** Requirement **
From the entries below, copy out every line with "PRODUCTS" in it.

** Listed records **
—————

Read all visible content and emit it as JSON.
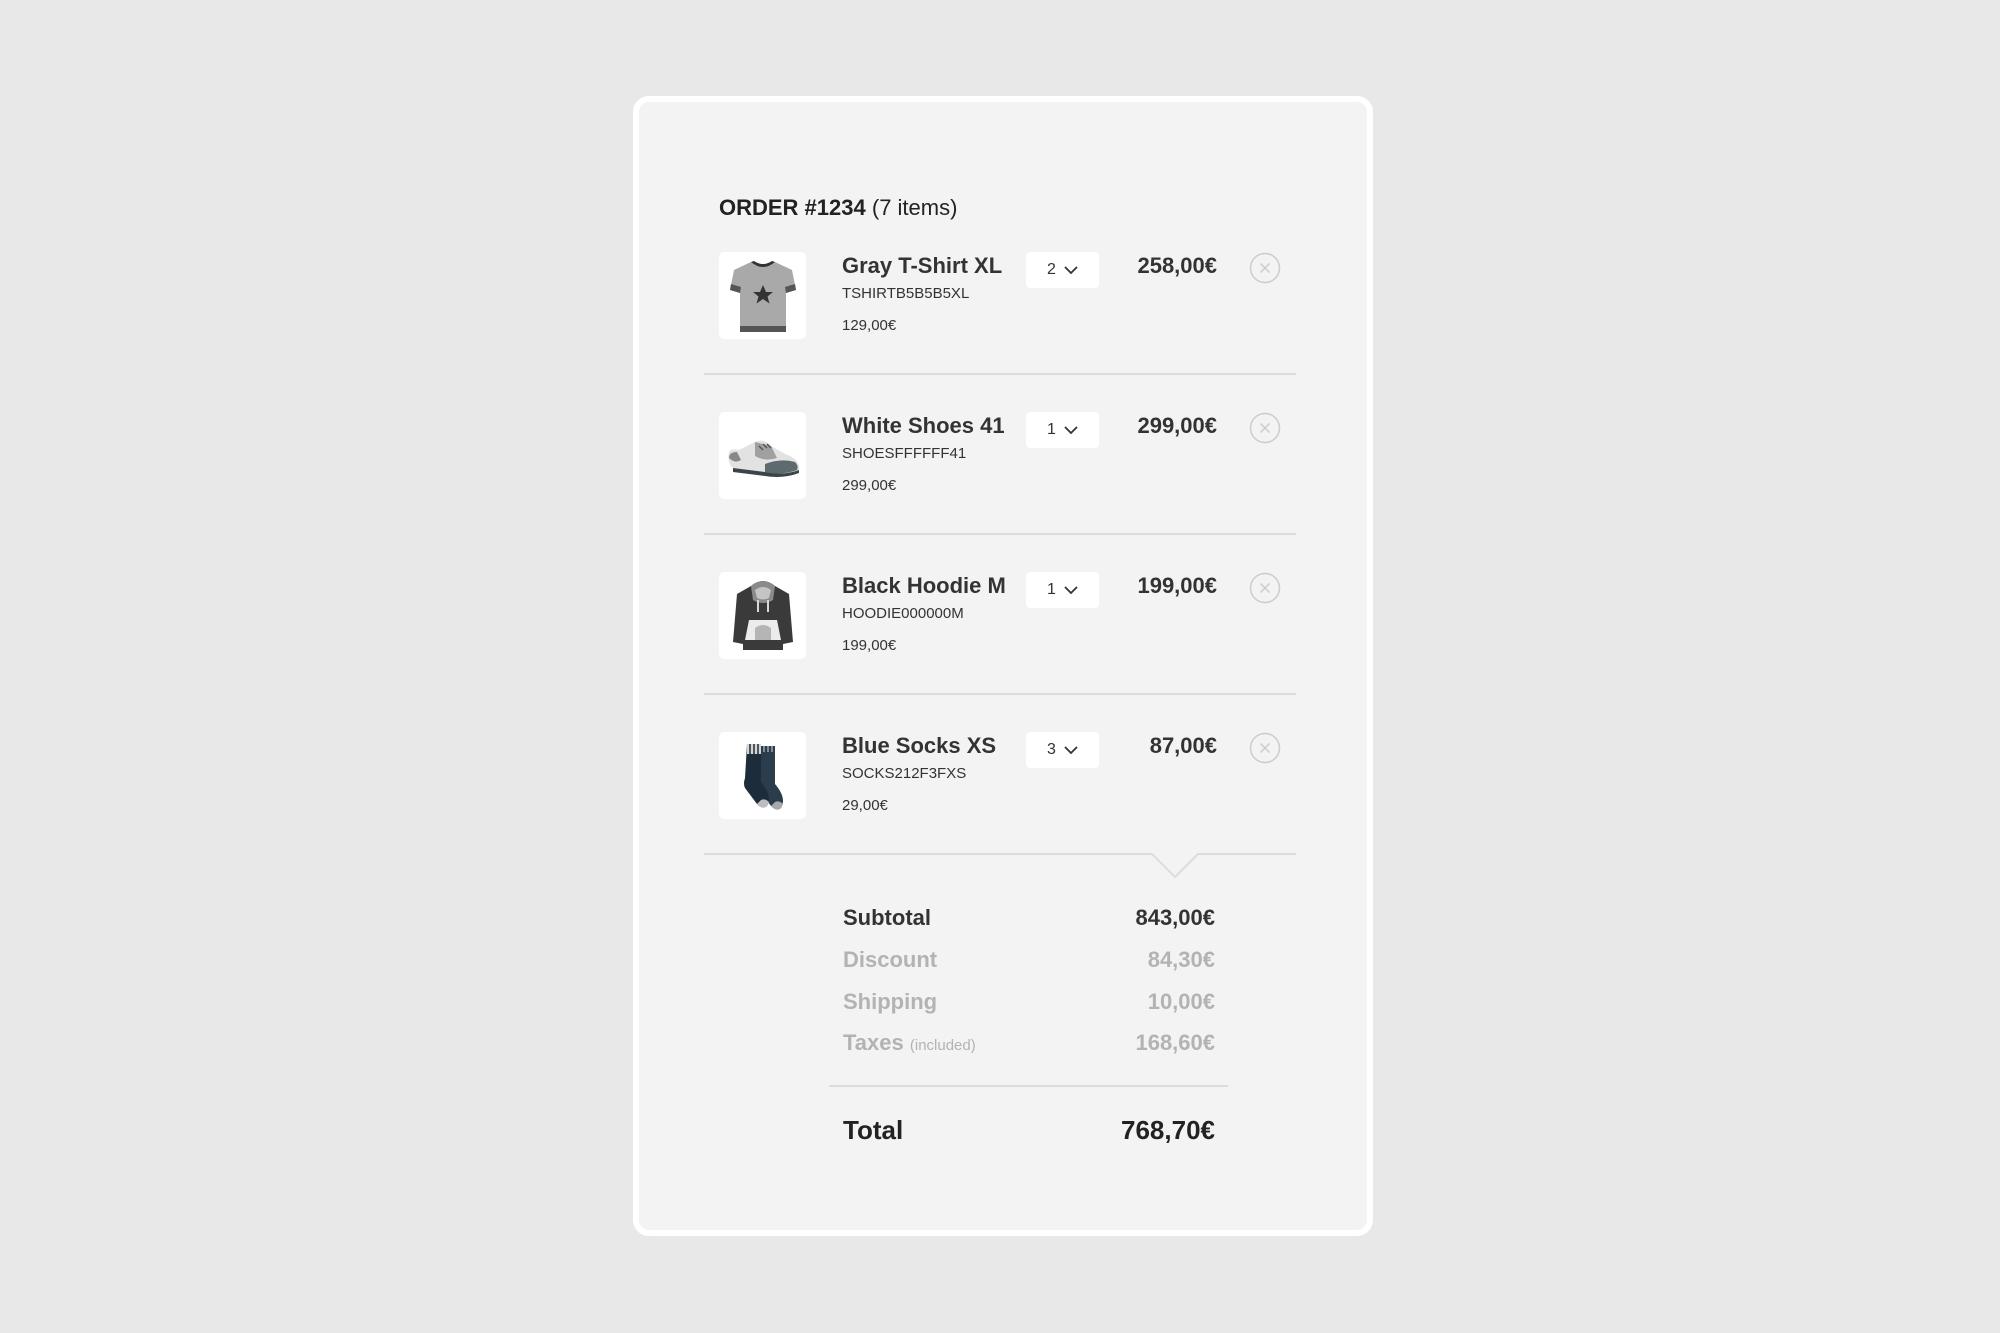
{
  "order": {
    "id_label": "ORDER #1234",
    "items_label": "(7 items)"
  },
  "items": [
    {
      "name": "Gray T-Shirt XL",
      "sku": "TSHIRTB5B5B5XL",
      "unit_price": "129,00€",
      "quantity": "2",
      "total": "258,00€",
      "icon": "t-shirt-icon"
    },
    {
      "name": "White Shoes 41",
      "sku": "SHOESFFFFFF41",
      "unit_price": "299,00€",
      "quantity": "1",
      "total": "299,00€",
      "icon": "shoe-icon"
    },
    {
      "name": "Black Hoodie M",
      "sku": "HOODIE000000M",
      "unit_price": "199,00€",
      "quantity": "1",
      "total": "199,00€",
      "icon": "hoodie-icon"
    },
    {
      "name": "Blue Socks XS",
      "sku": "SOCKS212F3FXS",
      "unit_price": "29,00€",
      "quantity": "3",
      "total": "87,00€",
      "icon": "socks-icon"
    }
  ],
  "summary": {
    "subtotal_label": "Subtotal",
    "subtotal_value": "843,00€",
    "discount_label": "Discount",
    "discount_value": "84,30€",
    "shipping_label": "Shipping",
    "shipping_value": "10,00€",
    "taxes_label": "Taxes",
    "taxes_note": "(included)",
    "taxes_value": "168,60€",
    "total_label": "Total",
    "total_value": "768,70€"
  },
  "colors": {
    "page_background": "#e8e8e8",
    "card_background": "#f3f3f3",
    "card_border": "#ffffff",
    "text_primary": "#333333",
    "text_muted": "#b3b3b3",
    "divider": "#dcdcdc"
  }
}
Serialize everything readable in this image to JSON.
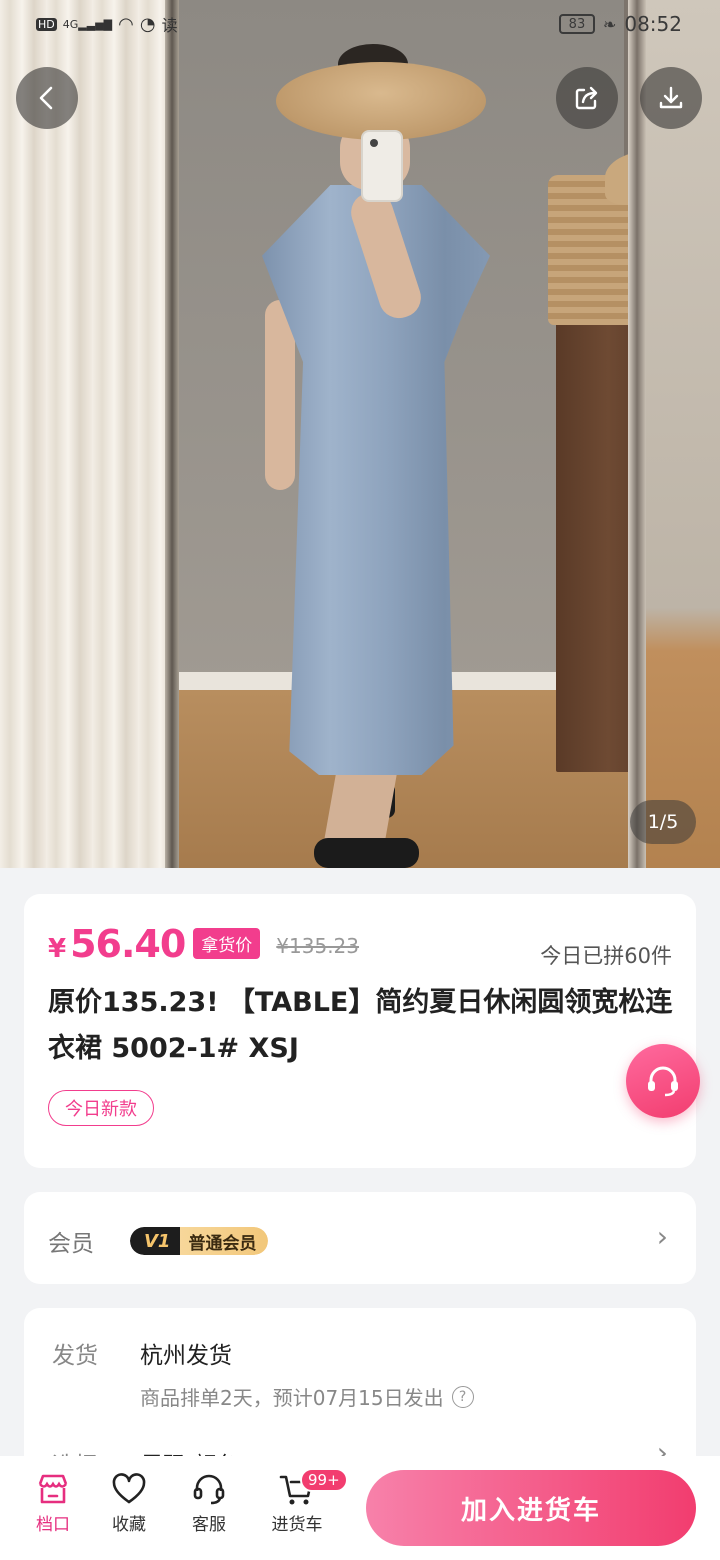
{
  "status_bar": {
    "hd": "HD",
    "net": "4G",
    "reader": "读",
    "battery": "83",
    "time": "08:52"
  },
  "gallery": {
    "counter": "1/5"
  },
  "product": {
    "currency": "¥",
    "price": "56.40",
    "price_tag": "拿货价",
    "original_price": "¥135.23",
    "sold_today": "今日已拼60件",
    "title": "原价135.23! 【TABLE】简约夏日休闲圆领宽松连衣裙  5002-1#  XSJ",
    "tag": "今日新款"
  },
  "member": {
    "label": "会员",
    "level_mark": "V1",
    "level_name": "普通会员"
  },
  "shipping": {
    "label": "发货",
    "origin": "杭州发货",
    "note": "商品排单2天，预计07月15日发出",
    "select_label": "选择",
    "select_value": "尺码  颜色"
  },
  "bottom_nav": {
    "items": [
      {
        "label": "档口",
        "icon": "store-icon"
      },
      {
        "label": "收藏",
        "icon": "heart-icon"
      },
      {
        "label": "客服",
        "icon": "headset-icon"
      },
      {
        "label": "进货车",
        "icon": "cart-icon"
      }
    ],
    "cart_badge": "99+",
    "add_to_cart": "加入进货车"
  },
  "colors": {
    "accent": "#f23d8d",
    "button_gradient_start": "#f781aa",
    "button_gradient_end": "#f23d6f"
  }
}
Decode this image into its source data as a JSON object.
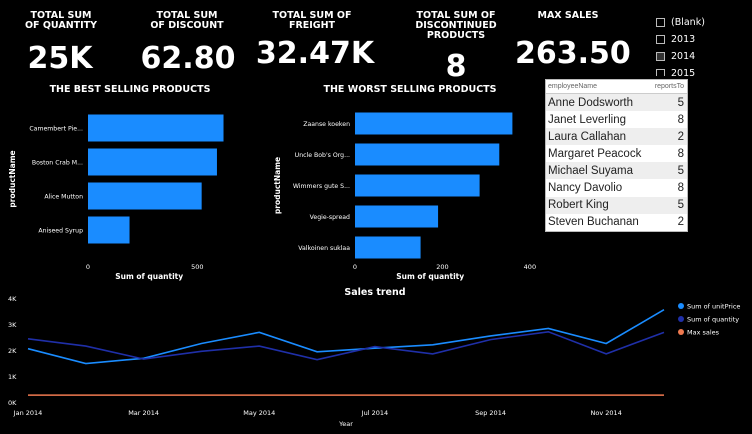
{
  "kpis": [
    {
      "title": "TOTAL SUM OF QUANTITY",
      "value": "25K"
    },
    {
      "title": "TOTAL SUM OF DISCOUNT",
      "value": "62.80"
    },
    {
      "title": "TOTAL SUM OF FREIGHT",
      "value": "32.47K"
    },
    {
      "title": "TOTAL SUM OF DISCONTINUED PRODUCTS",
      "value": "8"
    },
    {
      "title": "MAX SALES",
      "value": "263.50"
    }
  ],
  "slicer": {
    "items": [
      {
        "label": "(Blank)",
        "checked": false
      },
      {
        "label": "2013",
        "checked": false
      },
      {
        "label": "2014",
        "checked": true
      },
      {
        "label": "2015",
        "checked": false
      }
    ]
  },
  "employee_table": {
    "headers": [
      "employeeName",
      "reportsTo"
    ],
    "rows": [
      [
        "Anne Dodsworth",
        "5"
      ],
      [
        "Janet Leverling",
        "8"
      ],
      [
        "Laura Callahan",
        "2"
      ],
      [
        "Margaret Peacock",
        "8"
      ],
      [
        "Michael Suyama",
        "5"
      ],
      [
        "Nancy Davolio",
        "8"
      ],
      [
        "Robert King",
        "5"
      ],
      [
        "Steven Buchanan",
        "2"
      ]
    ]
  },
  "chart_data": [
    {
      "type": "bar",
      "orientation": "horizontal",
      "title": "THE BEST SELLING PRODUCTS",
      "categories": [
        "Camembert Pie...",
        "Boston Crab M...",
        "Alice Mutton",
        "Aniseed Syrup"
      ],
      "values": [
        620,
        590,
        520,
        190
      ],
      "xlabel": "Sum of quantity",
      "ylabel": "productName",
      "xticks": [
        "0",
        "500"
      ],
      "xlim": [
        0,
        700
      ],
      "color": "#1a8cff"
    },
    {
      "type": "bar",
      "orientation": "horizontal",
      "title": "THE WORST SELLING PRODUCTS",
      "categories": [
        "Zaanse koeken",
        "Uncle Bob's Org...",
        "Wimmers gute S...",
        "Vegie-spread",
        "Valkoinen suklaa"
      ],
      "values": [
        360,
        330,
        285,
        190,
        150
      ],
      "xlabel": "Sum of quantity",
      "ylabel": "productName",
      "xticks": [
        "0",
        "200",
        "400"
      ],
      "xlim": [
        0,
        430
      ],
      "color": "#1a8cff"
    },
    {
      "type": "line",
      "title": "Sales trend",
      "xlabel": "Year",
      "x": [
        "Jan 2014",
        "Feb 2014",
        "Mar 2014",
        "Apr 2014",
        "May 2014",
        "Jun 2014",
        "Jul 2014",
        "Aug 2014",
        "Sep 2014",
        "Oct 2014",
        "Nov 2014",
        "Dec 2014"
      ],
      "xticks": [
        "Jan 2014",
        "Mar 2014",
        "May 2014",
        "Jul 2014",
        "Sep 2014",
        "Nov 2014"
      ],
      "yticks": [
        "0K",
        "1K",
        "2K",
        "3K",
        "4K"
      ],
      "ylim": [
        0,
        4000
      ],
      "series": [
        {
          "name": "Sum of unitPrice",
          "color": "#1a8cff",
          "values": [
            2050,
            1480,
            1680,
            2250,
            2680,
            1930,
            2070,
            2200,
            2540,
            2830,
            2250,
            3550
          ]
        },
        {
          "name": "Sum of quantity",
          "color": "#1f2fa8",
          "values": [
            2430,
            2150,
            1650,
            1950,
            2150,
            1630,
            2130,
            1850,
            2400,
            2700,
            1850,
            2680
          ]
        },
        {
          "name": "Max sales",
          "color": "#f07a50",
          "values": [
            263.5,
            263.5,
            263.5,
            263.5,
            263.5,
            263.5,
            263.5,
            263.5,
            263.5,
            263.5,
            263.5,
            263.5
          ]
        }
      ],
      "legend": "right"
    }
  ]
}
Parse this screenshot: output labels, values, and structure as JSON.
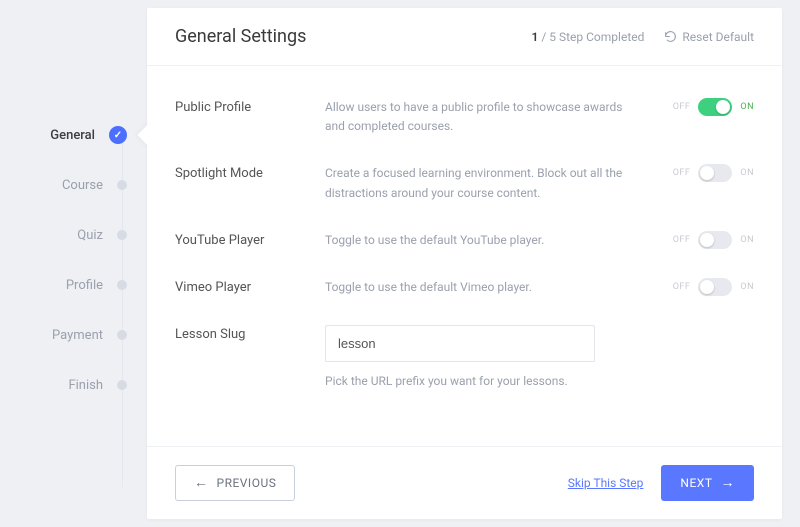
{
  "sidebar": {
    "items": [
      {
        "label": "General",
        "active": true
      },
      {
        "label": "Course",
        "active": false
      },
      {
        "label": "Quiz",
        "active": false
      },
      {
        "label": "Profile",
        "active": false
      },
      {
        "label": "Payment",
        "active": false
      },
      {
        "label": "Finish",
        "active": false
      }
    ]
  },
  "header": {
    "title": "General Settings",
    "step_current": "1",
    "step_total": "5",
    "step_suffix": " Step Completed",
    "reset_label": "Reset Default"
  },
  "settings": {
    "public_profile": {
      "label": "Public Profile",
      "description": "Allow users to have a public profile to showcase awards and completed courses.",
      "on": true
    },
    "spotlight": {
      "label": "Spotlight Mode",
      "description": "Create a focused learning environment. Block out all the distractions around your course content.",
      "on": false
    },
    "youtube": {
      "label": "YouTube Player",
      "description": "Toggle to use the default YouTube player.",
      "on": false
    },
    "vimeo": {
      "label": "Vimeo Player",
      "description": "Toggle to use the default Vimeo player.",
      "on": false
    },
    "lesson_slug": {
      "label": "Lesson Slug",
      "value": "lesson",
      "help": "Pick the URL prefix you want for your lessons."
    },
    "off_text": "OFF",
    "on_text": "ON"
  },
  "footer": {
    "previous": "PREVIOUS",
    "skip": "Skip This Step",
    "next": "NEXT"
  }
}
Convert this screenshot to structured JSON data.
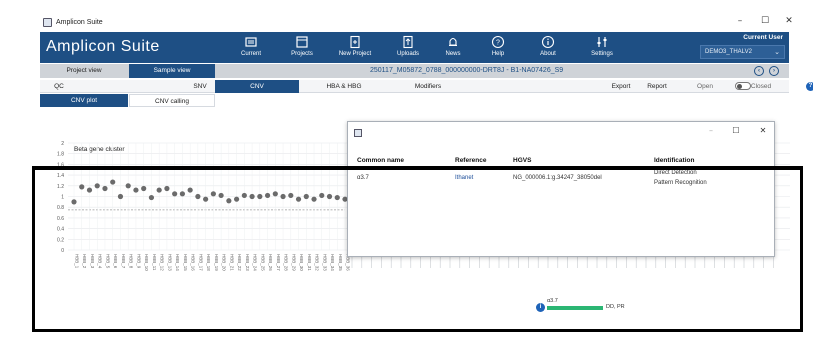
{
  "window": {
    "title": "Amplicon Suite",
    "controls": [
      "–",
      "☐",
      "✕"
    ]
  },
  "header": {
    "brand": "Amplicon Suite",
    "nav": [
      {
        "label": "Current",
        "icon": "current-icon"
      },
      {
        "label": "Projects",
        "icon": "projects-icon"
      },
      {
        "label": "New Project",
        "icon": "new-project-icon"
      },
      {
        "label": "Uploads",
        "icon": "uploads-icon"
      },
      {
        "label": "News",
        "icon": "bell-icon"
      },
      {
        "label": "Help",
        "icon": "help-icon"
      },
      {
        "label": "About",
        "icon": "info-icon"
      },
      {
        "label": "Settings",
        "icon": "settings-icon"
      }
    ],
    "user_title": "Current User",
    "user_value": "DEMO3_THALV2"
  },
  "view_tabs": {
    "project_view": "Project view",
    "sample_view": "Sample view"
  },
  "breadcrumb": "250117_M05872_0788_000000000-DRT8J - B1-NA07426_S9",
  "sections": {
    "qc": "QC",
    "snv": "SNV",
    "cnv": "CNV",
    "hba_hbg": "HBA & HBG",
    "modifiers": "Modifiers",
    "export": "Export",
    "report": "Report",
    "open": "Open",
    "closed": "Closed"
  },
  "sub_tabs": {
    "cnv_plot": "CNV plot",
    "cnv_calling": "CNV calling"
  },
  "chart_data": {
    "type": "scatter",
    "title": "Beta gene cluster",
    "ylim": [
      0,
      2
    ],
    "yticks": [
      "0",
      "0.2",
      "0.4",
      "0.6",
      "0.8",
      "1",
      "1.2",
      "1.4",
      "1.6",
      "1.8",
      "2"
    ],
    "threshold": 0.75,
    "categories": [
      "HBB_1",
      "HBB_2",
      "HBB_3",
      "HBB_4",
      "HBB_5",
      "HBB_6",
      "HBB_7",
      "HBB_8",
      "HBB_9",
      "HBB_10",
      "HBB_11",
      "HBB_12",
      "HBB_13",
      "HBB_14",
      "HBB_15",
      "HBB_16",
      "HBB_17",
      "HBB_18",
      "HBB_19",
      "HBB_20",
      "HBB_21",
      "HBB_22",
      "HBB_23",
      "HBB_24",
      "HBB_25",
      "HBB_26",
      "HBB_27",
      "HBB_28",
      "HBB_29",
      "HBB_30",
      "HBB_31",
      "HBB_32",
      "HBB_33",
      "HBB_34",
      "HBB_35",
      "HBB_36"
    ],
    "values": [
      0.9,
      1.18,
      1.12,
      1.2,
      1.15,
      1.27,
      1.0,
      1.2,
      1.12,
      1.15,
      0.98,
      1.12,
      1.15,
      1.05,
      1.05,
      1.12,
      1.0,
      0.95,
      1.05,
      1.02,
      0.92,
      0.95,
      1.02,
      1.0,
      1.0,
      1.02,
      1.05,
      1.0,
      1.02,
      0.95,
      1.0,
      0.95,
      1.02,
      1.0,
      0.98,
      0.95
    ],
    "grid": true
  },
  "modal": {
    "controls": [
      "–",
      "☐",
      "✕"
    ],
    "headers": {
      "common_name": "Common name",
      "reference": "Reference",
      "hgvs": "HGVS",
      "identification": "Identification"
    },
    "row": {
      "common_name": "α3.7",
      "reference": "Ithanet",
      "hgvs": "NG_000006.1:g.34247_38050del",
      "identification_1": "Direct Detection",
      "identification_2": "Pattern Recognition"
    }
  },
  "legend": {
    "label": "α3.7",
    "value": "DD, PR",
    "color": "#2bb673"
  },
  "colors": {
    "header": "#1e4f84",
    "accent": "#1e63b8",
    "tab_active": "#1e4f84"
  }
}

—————

** Result of the exercise **
      "title": "TOTAL SUM OF DISCONTINUED PRODUCTS",
      "title": "THE BEST SELLING PRODUCTS",
      "title": "THE WORST SELLING PRODUCTS",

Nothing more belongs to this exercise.